|Available at Amazon.com|
Remember the Daze (originally called A Beautiful Ordinary) covers the twenty-four hour period that is the last day of school/the first day of summer for a (large) group of students. Beyond it being the last day of school, there isn’t really a central plot to Daze; instead there are a series of loosely connected plots running concurrently throughout the day.
Four friends (Lucy, Stacy, Brianne and Dawn) and the difficulties of their respective relationships are the closest thing the movie has to a core. However, the cast of Remember The Daze is huge. Not only that but just about everyone has their own arc or mini-arc that runs throughout the film.
The huge cast and myriad of storylines are something of a mixed bag. The movie starts off really slowly as it struggles to introduce so many characters to the audience. Out of necessity these early scenes are often filled with heavy-handed exposition where characters quickly tell each other things they already know for the audience’s benefit. And even after all that time is spent on exposition it can still be tricky to keep track of everyone (though it does get easier as the movie progresses).
On the plus side, with so many different plot threads to follow, the movie never stops too long on any one specific thread. So even if you aren’t a fan of a particular character or storyline, the characters rarely have a chance to overstay their welcome.

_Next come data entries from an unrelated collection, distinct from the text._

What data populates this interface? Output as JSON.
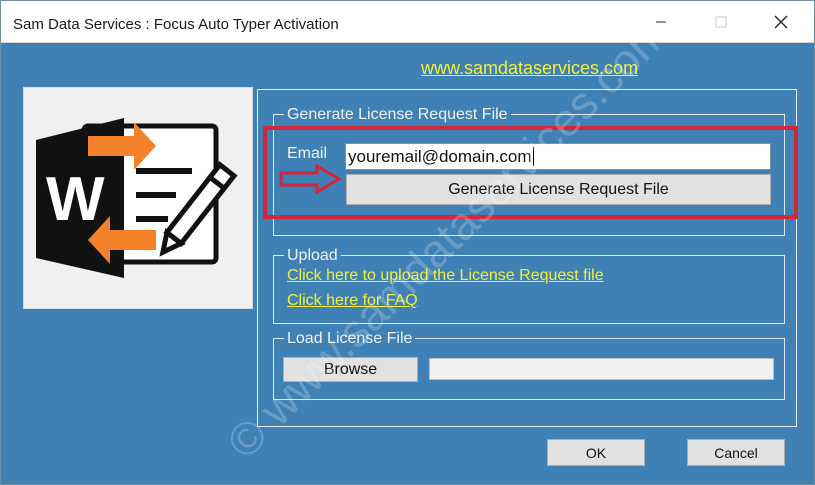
{
  "window": {
    "title": "Sam Data Services : Focus Auto Typer Activation",
    "controls": [
      "minimize-icon",
      "maximize-icon",
      "close-icon"
    ]
  },
  "header": {
    "website": "www.samdataservices.com"
  },
  "watermark": "© www.samdataservices.com",
  "generate_group": {
    "legend": "Generate License Request File",
    "email_label": "Email",
    "email_value": "youremail@domain.com",
    "button_label": "Generate License Request File"
  },
  "upload_group": {
    "legend": "Upload",
    "upload_link": "Click here to upload the License Request file",
    "faq_link": "Click here for FAQ"
  },
  "load_group": {
    "legend": "Load License File",
    "browse_label": "Browse",
    "file_path": ""
  },
  "footer": {
    "ok_label": "OK",
    "cancel_label": "Cancel"
  },
  "colors": {
    "background": "#3f80b5",
    "link": "#f4ef3a",
    "highlight": "#d4253a",
    "logo_orange": "#f5822a"
  }
}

As I was watching the movie, I thought it was going to be nearly impossible for the movie to have any sort of even remotely satisfying ending. Some of the storylines were obviously going to end on a happy note, some on a not so happy note and some were up in the air. So it wasn’t like the movie could have a single event that somehow serves as a climax to all those stories. To my surprise, the movie does actually have a satisfying ending despite that formidable handicap.
Another nice thing about Remember the Daze‘s ending is that there’s a nice variety in the resolutions. Not everyone solves their problem(s) and lives happily ever after. Nor does the movie end with everyone’s lives in ruins. Some characters do manage to fix (or at least make progress in fixing) whatever problems they were facing. Other characters end up worse off than they started and still others simply get a better idea of what their problem actually is. The lack of universal closure is refreshing.
On another note, for no readily apparent reason, Remember the Daze is set in 1999. This is reflected in a few of the soundtrack choices and the occasional dialog equating a new millennium with a new stage in a character’s life, but the movie probably wouldn’t have been substantially different had it been set in the present.
The title and the DVD art create the expectation that you’re going to be getting a typical teen sex comedy but Remember the Daze isn’t your average teen sex comedy. There’s lots of drug use (lots of lots) but the sexuality is kind of tame and the comedy often takes a backseat to the drama that is the character’s lives. That’s not to say that Remember the Daze is a bad movie (in fact, I quite enjoyed it), but the movie does suffer from a somewhat misleading presentation.
Remember the Daze is not a perfect movie. The movie struggles to get off the ground under the weight of introducing its gigantic cast and at times it can be difficult to keep all the storylines clear. With all that being said, it’s an unusual, and quite enjoyable, exploration of the lives of a high school students.
The video is presented in 2.35:1 and the audio is in Dolby Digital 5.1 Surround.
Previews for Senior Skip Day, Change, War, Inc., and 2 Tickets to Paradise
Behind the Scenes – With a running time of eleven minutes, this is a fairly standard behind-the-scenes featurette. Much like the movie, very little time is spent with any one cast or crew member.
Remember the Daze is a fun movie but the DVD is pretty lacking in the special features – and it really would have been the perfect candidate for a commentary track (or even multiple tracks. If you’re looking for a different take on the teens graduate from high school genre, it’s at least worth a rental.
First Look Studios presents Remember the Daze. Directed by: Jess Manafort. Starring: Amber Heard, Marnette Patterson, Melonie Diaz, Lyndsy Fonseca.Written by Jess Manafort. Running time: 101 minutes. Rating: R. Released on DVD: June 3, 2008. Available at Amazon.com